=== Exercise aim ===
Every line of the data below must be given again exactly.

=== The data ===
↓

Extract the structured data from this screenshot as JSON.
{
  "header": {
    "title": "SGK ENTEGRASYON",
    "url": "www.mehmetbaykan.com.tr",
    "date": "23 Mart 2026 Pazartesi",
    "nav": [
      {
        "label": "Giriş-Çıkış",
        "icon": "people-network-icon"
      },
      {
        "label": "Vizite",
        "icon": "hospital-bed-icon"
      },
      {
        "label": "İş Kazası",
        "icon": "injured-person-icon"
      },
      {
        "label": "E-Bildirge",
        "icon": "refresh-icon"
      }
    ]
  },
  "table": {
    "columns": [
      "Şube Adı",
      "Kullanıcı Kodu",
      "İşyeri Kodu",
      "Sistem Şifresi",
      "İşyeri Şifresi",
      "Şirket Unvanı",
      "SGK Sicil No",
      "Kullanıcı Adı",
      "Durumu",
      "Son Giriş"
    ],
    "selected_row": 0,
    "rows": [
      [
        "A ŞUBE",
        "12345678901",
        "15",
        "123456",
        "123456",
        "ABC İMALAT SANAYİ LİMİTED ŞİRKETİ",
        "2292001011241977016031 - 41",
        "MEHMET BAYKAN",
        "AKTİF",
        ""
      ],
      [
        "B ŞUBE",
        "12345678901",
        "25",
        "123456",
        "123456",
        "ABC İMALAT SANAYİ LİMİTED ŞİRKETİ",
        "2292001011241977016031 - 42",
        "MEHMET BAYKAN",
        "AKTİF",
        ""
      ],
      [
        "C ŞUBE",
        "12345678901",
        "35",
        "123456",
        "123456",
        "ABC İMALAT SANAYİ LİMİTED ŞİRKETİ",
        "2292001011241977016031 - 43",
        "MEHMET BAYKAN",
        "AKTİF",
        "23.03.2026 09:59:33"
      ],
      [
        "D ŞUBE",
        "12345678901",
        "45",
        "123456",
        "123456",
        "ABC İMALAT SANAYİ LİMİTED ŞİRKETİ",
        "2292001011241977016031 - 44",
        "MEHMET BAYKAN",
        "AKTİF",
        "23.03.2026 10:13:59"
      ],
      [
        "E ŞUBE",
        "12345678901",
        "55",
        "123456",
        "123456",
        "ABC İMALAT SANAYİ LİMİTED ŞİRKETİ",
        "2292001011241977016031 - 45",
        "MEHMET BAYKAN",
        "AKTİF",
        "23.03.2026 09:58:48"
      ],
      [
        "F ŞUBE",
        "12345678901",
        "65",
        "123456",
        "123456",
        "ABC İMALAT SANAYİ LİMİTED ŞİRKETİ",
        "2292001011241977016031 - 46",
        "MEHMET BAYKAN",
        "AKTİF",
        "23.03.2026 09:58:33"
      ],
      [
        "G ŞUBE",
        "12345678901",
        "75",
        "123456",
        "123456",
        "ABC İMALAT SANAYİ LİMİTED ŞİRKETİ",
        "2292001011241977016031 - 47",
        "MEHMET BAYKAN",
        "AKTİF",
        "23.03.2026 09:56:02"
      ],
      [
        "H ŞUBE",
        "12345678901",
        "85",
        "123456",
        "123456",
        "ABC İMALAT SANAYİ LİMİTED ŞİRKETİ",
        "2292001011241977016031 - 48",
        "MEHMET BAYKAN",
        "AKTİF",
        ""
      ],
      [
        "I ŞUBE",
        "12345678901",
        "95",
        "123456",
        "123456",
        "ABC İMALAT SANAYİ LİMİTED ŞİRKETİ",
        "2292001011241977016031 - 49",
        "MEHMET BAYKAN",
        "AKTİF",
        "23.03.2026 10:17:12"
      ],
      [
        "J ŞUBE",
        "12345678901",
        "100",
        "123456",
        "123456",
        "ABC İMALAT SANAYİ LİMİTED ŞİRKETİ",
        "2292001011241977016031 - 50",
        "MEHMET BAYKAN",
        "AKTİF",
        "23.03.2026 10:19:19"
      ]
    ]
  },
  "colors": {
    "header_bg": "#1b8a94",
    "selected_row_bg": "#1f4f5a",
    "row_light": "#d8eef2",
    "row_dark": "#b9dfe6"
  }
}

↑

=== Answer for this exercise ===
Extract the structured data from this screenshot as JSON.
{
  "header": {
    "title": "SGK ENTEGRASYON",
    "url": "www.mehmetbaykan.com.tr",
    "date": "23 Mart 2026 Pazartesi",
    "nav": [
      {
        "label": "Giriş-Çıkış",
        "icon": "people-network-icon"
      },
      {
        "label": "Vizite",
        "icon": "hospital-bed-icon"
      },
      {
        "label": "İş Kazası",
        "icon": "injured-person-icon"
      },
      {
        "label": "E-Bildirge",
        "icon": "refresh-icon"
      }
    ]
  },
  "table": {
    "columns": [
      "Şube Adı",
      "Kullanıcı Kodu",
      "İşyeri Kodu",
      "Sistem Şifresi",
      "İşyeri Şifresi",
      "Şirket Unvanı",
      "SGK Sicil No",
      "Kullanıcı Adı",
      "Durumu",
      "Son Giriş"
    ],
    "selected_row": 0,
    "rows": [
      [
        "A ŞUBE",
        "12345678901",
        "15",
        "123456",
        "123456",
        "ABC İMALAT SANAYİ LİMİTED ŞİRKETİ",
        "2292001011241977016031 - 41",
        "MEHMET BAYKAN",
        "AKTİF",
        ""
      ],
      [
        "B ŞUBE",
        "12345678901",
        "25",
        "123456",
        "123456",
        "ABC İMALAT SANAYİ LİMİTED ŞİRKETİ",
        "2292001011241977016031 - 42",
        "MEHMET BAYKAN",
        "AKTİF",
        ""
      ],
      [
        "C ŞUBE",
        "12345678901",
        "35",
        "123456",
        "123456",
        "ABC İMALAT SANAYİ LİMİTED ŞİRKETİ",
        "2292001011241977016031 - 43",
        "MEHMET BAYKAN",
        "AKTİF",
        "23.03.2026 09:59:33"
      ],
      [
        "D ŞUBE",
        "12345678901",
        "45",
        "123456",
        "123456",
        "ABC İMALAT SANAYİ LİMİTED ŞİRKETİ",
        "2292001011241977016031 - 44",
        "MEHMET BAYKAN",
        "AKTİF",
        "23.03.2026 10:13:59"
      ],
      [
        "E ŞUBE",
        "12345678901",
        "55",
        "123456",
        "123456",
        "ABC İMALAT SANAYİ LİMİTED ŞİRKETİ",
        "2292001011241977016031 - 45",
        "MEHMET BAYKAN",
        "AKTİF",
        "23.03.2026 09:58:48"
      ],
      [
        "F ŞUBE",
        "12345678901",
        "65",
        "123456",
        "123456",
        "ABC İMALAT SANAYİ LİMİTED ŞİRKETİ",
        "2292001011241977016031 - 46",
        "MEHMET BAYKAN",
        "AKTİF",
        "23.03.2026 09:58:33"
      ],
      [
        "G ŞUBE",
        "12345678901",
        "75",
        "123456",
        "123456",
        "ABC İMALAT SANAYİ LİMİTED ŞİRKETİ",
        "2292001011241977016031 - 47",
        "MEHMET BAYKAN",
        "AKTİF",
        "23.03.2026 09:56:02"
      ],
      [
        "H ŞUBE",
        "12345678901",
        "85",
        "123456",
        "123456",
        "ABC İMALAT SANAYİ LİMİTED ŞİRKETİ",
        "2292001011241977016031 - 48",
        "MEHMET BAYKAN",
        "AKTİF",
        ""
      ],
      [
        "I ŞUBE",
        "12345678901",
        "95",
        "123456",
        "123456",
        "ABC İMALAT SANAYİ LİMİTED ŞİRKETİ",
        "2292001011241977016031 - 49",
        "MEHMET BAYKAN",
        "AKTİF",
        "23.03.2026 10:17:12"
      ],
      [
        "J ŞUBE",
        "12345678901",
        "100",
        "123456",
        "123456",
        "ABC İMALAT SANAYİ LİMİTED ŞİRKETİ",
        "2292001011241977016031 - 50",
        "MEHMET BAYKAN",
        "AKTİF",
        "23.03.2026 10:19:19"
      ]
    ]
  },
  "colors": {
    "header_bg": "#1b8a94",
    "selected_row_bg": "#1f4f5a",
    "row_light": "#d8eef2",
    "row_dark": "#b9dfe6"
  }
}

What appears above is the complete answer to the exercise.